    Copper miner Inmet Mining led base metals miners
lower, dropping 4.0 percent to C$43.41, but the index's
materials sector ended the session up 0.1 percent as gold-mining
stocks were boosted by a late-session rally in the precious
metal.	
    Kinross Gold rose 2.5 percent to C$8.51, while
Iamgold Corp gained 1.4 percent to C$12.44.	
    The financial sector slid 1.3 percent following three
straight gaining sessions, led down by Bank of Montreal
, which fell 1.9 percent to C$54.02.	
    All told, the S&P/TSX composite index fell 91.49
points, or 0.79 percent, to finish at 11,500.63.	
    Adding to the pall caused by the jobs data, Canadian housing
starts slowed in May to 211,400 at a seasonally adjusted
annualized rate, down from 243,800 in April. 	
    For the week, the TSX index rose 1.2 percent despite a sharp
drop on Monday, when it touched an eight-month low. Analysts
said developments in Europe will likely outweigh domestic news
in near-term market movements.	
    "Investor are still very much on the fence, still waiting
for clues as to what might happen in the rest of the world,"

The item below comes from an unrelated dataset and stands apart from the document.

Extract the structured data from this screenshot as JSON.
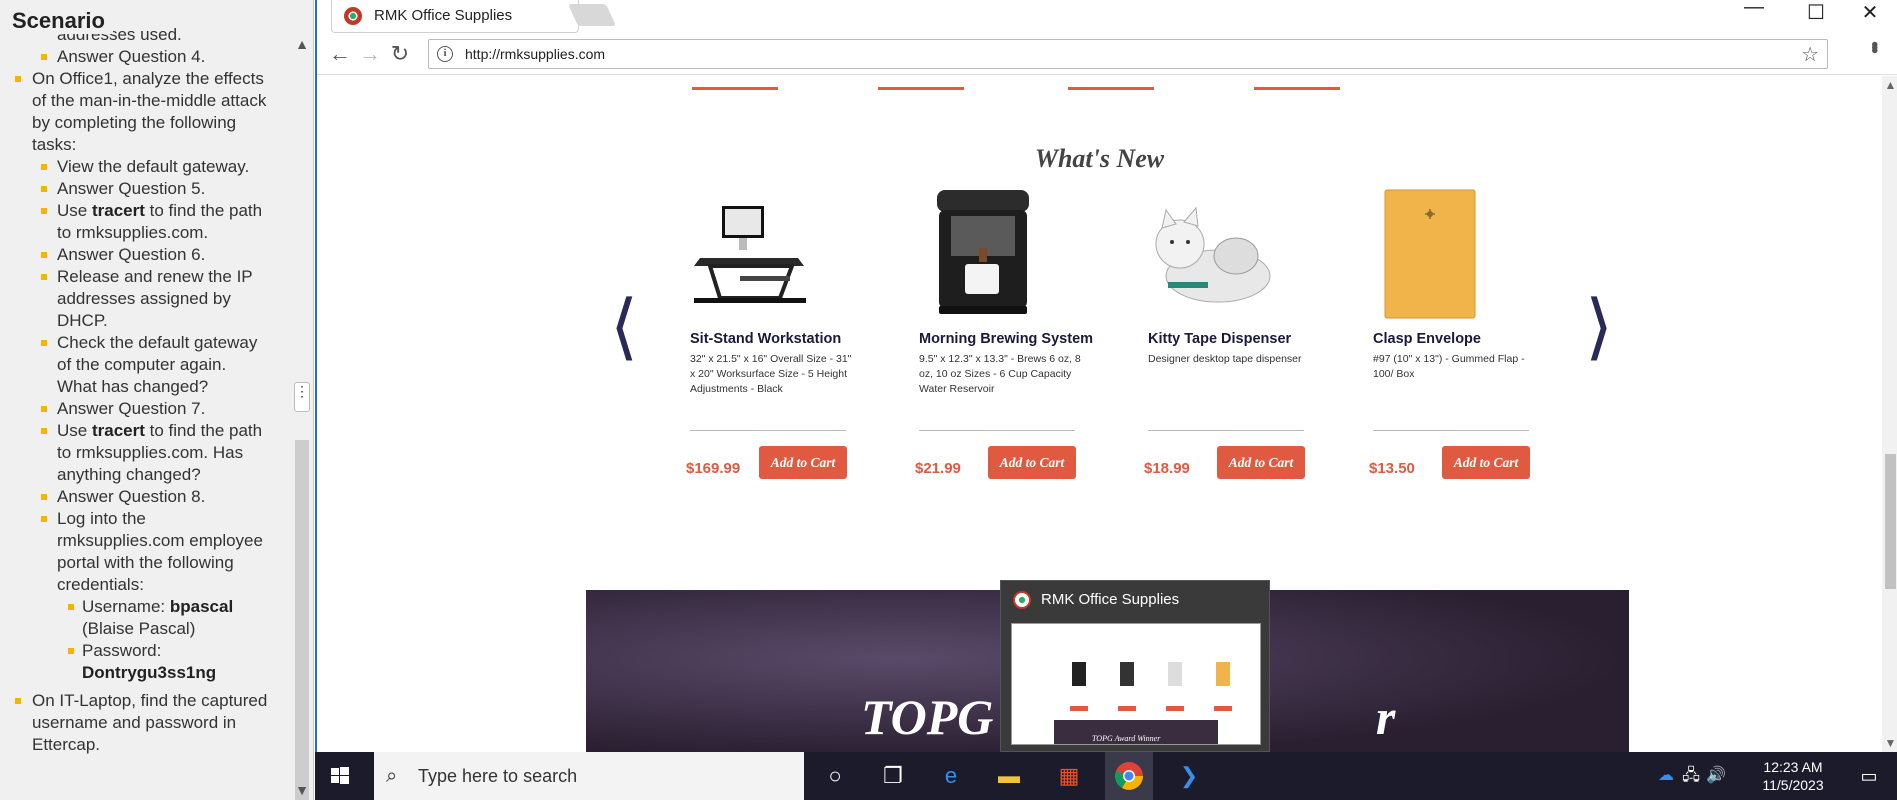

said Elvis Picardo, an strategist at Global Securities in
Vancouver.	
     Spain is expected to request European aid for its ailing
banks over the weekend to forestall worsening market turmoil,
becoming the fourth and biggest country to seek assistance since
the euro zone's debt crisis began. 	
    Optimism over Spain's move helped drive U.S. markets higher
on Friday.	
     Among individual Canadian stocks, shares of Genivar Inc.
 tumbled 4.7 percent to C$23.87 after the engineering
firm received a green light to acquire British consulting firm
WSP Group Plc in a cash deal valued at about C$442 million
($431.5 million).